Scenario Two: Groucho Marx created the quip, but he did not wish to antagonize the powerful producer Earl Carroll. Groucho told the joke to Walter Winchell while incorrectly crediting George S. Kaufman instead of himself. Winchell published the joke in his widely distributed column in October 1931, and Winchell credited Kaufman.

Overall, QI believes that the jest was concocted by either Groucho Marx or George S. Kaufman.

[WSW] 1931 October 21, Wisconsin State Journal, “On Broadway” by Walter Winchell, Page 3, Column 6, Madison, Wisconsin. (NewspaperArchive)

[WPC] 1932 December 12, Washington Post, Radio Dial Flashes by Robert D. Heinl, Page 9, Column 2, Washington, D.C. (ProQuest)

[NCE] 1999, “The Night Club Era” by Stanley Walker, Page 139 Johns Hopkins University Press, Baltimore, Maryland. [Reprint of a book originally published in 1933 by Frederick A. Stokes Company, New York.] (Verified on paper in 1999 edition)

[RDC] 1934 December, Reader’s Digest, I Wish I’d Said That! by J.A.G. Rice, Page 59, Reader’s Digest Association, Pleasantville, New York. [Note in Reader’s Digest says: Condensed from The Saturday Evening Post, September 8, 1934] (Verified on microfilm)

[SHC] 1943 April 8, Spartanburg Herald-Journal. The Private Papers of a Cub Reporter by Walter Winchell, Page 4 (Google News Page 3), Column 3, Spartanburg, South Carolina. (Google News archive)
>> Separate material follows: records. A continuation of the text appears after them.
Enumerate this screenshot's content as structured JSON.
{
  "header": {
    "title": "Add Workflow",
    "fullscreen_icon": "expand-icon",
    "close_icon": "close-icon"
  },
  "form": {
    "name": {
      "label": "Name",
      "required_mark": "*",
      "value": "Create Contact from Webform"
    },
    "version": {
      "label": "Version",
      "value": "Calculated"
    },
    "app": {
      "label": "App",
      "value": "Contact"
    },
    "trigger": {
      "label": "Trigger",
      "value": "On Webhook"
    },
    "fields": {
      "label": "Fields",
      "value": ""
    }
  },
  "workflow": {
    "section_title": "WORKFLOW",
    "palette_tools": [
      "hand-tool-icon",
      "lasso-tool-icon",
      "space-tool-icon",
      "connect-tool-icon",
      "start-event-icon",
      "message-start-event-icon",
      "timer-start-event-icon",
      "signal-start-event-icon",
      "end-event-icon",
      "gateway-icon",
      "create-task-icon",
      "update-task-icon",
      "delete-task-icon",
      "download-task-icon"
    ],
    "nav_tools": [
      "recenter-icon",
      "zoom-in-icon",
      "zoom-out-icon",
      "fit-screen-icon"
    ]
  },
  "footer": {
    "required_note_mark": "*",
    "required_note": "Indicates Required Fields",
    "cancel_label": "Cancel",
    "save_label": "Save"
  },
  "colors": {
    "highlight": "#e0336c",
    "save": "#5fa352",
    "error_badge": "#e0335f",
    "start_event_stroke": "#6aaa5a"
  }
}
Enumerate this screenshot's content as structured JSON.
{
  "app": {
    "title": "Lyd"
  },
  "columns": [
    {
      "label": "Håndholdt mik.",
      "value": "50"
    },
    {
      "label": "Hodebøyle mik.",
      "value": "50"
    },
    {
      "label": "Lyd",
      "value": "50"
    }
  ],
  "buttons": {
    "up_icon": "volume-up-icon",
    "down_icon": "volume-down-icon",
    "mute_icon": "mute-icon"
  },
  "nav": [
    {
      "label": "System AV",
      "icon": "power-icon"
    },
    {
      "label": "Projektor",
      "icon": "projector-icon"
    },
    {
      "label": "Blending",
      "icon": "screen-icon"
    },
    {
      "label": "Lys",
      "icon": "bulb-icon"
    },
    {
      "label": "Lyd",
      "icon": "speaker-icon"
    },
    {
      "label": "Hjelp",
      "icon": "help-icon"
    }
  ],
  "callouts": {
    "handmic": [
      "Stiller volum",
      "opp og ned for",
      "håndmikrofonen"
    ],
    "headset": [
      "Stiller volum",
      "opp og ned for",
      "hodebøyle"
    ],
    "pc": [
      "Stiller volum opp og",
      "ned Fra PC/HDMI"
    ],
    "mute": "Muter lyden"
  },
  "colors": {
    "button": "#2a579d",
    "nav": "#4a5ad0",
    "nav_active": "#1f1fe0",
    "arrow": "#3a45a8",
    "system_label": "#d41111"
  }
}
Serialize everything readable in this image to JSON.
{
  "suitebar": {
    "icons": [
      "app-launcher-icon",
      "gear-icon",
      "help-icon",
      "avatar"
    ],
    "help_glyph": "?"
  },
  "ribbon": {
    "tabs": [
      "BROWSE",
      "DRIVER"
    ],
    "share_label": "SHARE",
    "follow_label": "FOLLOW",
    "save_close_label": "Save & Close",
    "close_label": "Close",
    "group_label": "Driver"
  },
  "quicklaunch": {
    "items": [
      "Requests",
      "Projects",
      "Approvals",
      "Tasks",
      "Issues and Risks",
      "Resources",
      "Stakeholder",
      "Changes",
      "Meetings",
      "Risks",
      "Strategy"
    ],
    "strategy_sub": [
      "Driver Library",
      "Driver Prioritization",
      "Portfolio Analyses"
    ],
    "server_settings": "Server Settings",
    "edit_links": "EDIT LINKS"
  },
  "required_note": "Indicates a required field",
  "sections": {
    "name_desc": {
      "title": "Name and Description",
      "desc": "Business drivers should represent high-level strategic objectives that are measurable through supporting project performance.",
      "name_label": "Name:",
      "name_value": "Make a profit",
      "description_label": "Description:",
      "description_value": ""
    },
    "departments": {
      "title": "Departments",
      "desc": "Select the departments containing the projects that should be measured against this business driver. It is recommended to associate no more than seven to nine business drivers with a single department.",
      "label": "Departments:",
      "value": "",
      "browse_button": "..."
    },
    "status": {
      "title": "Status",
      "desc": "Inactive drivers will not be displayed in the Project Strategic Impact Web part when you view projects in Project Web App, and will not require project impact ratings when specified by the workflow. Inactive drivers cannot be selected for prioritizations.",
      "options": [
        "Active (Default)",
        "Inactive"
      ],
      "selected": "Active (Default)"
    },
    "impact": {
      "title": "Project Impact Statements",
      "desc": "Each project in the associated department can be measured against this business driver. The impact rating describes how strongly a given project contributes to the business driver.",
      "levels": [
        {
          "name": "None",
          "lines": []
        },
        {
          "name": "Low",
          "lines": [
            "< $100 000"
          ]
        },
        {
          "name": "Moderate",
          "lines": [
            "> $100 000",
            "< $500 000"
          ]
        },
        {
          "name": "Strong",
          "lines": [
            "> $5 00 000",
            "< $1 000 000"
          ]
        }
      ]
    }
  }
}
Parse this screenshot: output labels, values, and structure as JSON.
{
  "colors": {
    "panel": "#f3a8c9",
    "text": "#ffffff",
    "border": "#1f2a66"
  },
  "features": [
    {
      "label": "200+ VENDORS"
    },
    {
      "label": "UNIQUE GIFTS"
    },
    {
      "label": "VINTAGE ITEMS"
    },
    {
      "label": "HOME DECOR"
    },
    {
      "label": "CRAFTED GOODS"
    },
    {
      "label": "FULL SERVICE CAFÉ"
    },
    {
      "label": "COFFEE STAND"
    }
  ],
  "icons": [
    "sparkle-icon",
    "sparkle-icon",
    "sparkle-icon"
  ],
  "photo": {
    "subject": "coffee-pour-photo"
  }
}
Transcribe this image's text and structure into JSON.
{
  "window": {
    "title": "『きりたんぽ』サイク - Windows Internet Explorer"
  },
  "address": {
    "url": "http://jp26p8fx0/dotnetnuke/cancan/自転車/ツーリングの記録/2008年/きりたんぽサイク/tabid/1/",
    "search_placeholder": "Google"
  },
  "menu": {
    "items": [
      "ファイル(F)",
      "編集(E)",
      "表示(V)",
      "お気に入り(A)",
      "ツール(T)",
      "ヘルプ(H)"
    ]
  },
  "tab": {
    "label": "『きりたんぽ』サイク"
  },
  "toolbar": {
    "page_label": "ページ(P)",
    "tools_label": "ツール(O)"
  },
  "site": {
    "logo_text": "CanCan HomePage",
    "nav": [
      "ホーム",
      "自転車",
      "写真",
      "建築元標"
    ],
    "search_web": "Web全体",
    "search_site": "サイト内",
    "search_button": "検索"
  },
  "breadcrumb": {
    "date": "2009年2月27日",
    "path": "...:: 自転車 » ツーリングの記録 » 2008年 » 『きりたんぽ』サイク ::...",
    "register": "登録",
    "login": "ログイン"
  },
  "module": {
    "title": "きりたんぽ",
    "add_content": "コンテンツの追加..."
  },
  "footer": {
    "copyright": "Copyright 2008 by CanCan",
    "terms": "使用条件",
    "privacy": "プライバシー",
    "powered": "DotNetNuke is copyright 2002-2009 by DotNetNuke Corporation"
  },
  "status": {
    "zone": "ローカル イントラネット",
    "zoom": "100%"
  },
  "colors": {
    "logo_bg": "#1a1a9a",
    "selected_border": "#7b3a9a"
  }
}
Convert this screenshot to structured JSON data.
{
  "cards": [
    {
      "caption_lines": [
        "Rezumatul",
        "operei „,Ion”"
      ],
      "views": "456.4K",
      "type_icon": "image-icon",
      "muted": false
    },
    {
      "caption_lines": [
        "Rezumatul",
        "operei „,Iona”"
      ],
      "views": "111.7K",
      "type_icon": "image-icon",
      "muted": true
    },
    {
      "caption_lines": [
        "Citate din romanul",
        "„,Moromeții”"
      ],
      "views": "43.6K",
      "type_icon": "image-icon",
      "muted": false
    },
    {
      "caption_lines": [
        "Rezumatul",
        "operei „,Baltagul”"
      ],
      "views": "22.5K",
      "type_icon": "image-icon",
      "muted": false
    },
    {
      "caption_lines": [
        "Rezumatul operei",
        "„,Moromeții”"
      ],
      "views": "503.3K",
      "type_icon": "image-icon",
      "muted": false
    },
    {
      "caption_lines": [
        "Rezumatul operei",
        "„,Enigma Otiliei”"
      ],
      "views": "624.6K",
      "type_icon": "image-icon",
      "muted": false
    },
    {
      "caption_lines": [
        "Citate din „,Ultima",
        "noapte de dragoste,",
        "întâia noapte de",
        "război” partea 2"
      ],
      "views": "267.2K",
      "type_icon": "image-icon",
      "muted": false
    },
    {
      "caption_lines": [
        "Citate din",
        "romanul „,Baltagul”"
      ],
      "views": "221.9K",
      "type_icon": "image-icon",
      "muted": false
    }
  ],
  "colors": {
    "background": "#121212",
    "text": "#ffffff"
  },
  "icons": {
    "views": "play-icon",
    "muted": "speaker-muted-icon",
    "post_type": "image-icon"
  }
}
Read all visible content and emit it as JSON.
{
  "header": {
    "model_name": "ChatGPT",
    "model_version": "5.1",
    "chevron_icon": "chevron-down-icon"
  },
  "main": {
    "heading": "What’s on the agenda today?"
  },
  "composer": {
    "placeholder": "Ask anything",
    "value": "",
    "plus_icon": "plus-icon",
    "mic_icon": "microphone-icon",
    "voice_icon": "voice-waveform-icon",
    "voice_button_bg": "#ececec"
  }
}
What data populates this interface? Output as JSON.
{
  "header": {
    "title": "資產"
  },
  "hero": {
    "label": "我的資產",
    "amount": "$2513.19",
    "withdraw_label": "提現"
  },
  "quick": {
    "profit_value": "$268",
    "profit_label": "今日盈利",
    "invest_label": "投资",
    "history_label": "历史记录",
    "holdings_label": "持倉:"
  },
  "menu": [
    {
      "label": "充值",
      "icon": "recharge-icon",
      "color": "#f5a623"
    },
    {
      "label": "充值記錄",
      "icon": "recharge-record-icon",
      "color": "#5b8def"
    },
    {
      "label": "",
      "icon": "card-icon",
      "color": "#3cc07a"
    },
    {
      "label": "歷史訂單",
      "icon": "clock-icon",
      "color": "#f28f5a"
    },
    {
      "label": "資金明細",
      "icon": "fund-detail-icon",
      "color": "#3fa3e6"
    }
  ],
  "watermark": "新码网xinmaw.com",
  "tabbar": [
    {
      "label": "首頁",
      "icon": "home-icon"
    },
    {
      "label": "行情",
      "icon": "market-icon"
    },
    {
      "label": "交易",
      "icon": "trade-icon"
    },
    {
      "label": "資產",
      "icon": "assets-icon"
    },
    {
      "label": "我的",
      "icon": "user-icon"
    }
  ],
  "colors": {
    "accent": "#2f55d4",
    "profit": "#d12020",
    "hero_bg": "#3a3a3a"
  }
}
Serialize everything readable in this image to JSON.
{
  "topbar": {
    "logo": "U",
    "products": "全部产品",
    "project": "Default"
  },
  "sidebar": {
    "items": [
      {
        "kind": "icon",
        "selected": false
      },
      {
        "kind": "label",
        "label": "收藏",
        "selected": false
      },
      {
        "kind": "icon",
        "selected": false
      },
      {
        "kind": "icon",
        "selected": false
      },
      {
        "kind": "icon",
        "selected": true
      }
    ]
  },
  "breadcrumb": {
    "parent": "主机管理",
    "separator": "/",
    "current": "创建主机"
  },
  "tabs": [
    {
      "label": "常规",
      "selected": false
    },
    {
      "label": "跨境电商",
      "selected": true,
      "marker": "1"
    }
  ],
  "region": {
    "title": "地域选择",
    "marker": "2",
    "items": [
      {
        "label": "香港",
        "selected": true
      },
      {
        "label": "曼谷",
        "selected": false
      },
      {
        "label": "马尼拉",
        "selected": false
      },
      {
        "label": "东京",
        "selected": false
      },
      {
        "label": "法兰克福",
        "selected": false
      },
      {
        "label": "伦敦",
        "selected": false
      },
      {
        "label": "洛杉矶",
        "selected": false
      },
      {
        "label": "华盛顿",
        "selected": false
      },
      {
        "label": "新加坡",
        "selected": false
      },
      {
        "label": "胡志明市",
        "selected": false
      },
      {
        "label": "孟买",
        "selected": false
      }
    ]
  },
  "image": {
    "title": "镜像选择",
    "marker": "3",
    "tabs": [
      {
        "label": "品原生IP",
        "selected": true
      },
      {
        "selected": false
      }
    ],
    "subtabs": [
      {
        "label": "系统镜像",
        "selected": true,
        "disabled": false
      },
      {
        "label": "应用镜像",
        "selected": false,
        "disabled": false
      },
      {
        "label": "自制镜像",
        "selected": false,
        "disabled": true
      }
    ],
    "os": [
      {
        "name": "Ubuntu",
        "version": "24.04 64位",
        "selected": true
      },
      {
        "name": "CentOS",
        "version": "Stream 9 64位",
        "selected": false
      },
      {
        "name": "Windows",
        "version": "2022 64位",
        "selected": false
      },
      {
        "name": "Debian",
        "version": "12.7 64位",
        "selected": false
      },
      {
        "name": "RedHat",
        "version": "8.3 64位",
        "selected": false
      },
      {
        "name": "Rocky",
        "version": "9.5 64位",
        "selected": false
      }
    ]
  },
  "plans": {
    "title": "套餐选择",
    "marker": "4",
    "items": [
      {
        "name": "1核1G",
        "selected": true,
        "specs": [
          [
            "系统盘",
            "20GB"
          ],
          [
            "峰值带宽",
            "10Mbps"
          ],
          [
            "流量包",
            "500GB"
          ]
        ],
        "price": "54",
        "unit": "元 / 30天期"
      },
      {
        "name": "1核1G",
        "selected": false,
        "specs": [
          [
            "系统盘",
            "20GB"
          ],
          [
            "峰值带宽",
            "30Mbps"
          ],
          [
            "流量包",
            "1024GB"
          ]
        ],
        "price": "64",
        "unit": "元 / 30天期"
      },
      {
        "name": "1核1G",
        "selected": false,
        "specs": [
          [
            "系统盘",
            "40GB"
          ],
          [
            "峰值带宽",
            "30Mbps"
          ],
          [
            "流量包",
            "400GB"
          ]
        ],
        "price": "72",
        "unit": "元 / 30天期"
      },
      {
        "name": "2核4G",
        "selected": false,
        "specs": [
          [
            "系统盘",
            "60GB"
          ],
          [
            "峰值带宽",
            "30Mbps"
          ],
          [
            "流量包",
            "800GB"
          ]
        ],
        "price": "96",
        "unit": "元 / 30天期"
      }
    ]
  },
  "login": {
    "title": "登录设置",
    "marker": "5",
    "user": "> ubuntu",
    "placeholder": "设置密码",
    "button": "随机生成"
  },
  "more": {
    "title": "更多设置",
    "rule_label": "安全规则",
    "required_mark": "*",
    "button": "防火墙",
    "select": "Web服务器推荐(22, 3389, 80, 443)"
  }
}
[TPC] 1944 February 27, Times-Picayune, Dr Quizzler’s Mind Teasers by John Henry Cutler, (GBank Page 60), Column 2, New Orleans, Louisiana. (GenealogyBank)

[BCC] 1944, Try and Stop Me by Bennett Cerf, Page 14-15, Simon & Schuster, New York. (Verified on paper)

[SHA] 1948 October 24, Syracuse Herald-American (Herald Journal), Notes of a New Yorker by Walter Winchell, Page 25, Syracuse, New York.  (NewspaperArchive)

[RSDQ] 1949 May 01, Nevada State Journal, Winchell on Broadway by Walter Winchell, Page 4, Column 4, Reno, Nevada. (NewspaperArchive)

[DQW] 1989, The Dictionary of Humorous Quotations by Evan Esar, Page 227, Dorset Press, New York. [Reprint of a book published in 1949 by Doubleday, Garden City, New York.] (Verified on paper in 1989 edition)

[LAC] 1958 December 3, Los Angeles Times, Famous Fables by E.E. Edgar, Page B4, Column 6, Los Angeles, California. (ProQuest)

[LTC] 1968 July 1, Los Angeles Times, Sci-Fi Films Put Hollywood in Orbit by Joyce Haber, Page E23, Los Angeles, California. (ProQuest)

[BAC] 1989, Broadway Anecdotes by Peter Hay, Page ix, Oxford University Press, New York. (Verified on paper)